Alice Oscura, Featured Writer
Plot: Writer Charles Condomine (Rex Harrison) invites local medium Madame Arcati (Margaret Rutherford) to conduct a séance in order to gather material for a mystery novel that he is currently working on. However, the sceptic is soon turned into a believer when Madame Arcati manages to conjure up the ghost of Charles’ first wife, the deceased Elvira (Kay Hammond).
Review: Blithe Spirit (1945) is a dark British comedy film adaptation of a 1941 play of the same name by Noel Coward. The film is a bit eccentric, and the dated special effects do not hold up too well. Even though the film was shot in Technicolor, it would appear that most of the emphasis was placed on the film’s dialogue which is a bit dated as well. The stellar cast is what holds this one together, especially if you can get past the head-to-toe unflattering green makeup that was used to emphasise that the character was definitely not from the land of the living.

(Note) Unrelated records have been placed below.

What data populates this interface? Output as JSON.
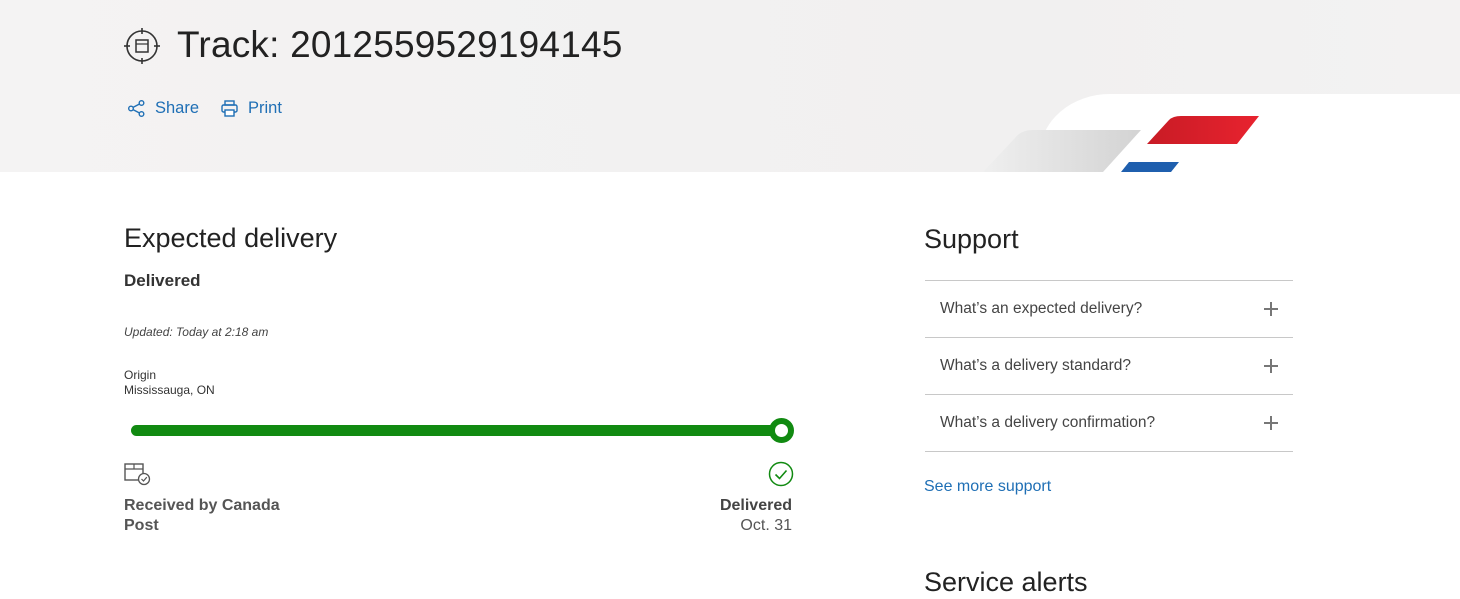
{
  "header": {
    "title": "Track: 2012559529194145",
    "share_label": "Share",
    "print_label": "Print",
    "link_color": "#1f6fb5"
  },
  "expected_delivery": {
    "heading": "Expected delivery",
    "status": "Delivered",
    "updated": "Updated: Today at 2:18 am",
    "origin_label": "Origin",
    "origin_value": "Mississauga, ON",
    "progress_fraction": 1.0,
    "progress_color": "#118a11",
    "start_step": {
      "icon": "package-received-icon",
      "label": "Received by Canada Post"
    },
    "end_step": {
      "icon": "check-circle-icon",
      "label": "Delivered",
      "date": "Oct. 31"
    }
  },
  "support": {
    "heading": "Support",
    "faqs": [
      {
        "label": "What’s an expected delivery?"
      },
      {
        "label": "What’s a delivery standard?"
      },
      {
        "label": "What’s a delivery confirmation?"
      }
    ],
    "see_more": "See more support"
  },
  "service_alerts": {
    "heading": "Service alerts"
  },
  "brand_colors": {
    "red": "#d71f2b",
    "blue": "#1f5fae",
    "grey": "#d9d9d9"
  }
}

The wacky plot seems to poke fun at the world of mystic mediums as all of Madame Arcati’s conjuring practices are absolutely silly and hilarious. Actress Margaret Rutherford’s performance is nothing short of perfect as she draws the audience’s attention in all of her scenes. It is soon evident that Madame Arcati really has no idea what she is doing and makes the situation much worse, with hilarious results.
Rex Harrison’s character Charles soon finds himself caught in a bit of a love triangle as he now has to contend with two wives at the same time, one already previously deceased. However, as the film goes along, we realise that Charles’ first wife Elvira (Kay Hammond) was a mischievous, trouble-making, promiscuous woman. She had no qualms in revealing to Charles who she had numerous affairs with, including a captain during their honeymoon no less. Elvira selfishly hatches a plan to mess with Charles’ car in order for him to crash and die so that he can be stuck with her forever in eternity and provide her company. However, through a strange twist, Charles’ current wife Ruth (Constance Cummings) takes the car to see the Vicar, crashes at the bottom of a hill, and dies. Now Charles is stuck with his two dead wives’ ghosts while he anxiously waits for Madame Arcati to send their spirits back to where they should be.
The plot does handle death in a particularly casual fashion, but I think that is the point of the entire story. You can definitely see by the film’s delivery that it would fare way better on stage, but that isn’t to say that it wasn’t an entertaining film by any means. It is a charming, witty classic that is definitely not meant to be taken seriously. You can literally just switch off your brain and have a few laughs, while you marvel at how far cinematic techniques have come since that time. While the film was unsuccessful at the box office upon its original release it has become a classic as a reminder from a different era.
Alice’s Score: 6.5 out of 10
For more classic comedy with a spooky twist you can check out my review of Abbot and Costello Meet Frankenstein here. Or if you’re in the mood for a much darker classic film you can check out my review of Dial M for Murder by clicking here.
Dark Alice has an old soul and a curious mind. I believe that anyone can be a hero and that the good guys should always win! I dislike cruelty to animals and think that they have far superior qualities to humans. My motto is there is no future without the past. I also have a weird penchant for Paranormal TV shows even though the slightest sound makes me jump. I enjoy writing reviews and throwing in fun facts to pique the readers’ curiosity. My ultimate goal in life would be to become a published writer one day. You can find me as Dark Alice Reviews on Facebook where you’ll get my reviews hot off the press. You can also find me on Instagram as alice_oscura and my Twitter handle is @lise_veliz2. For my extended bio you can click here.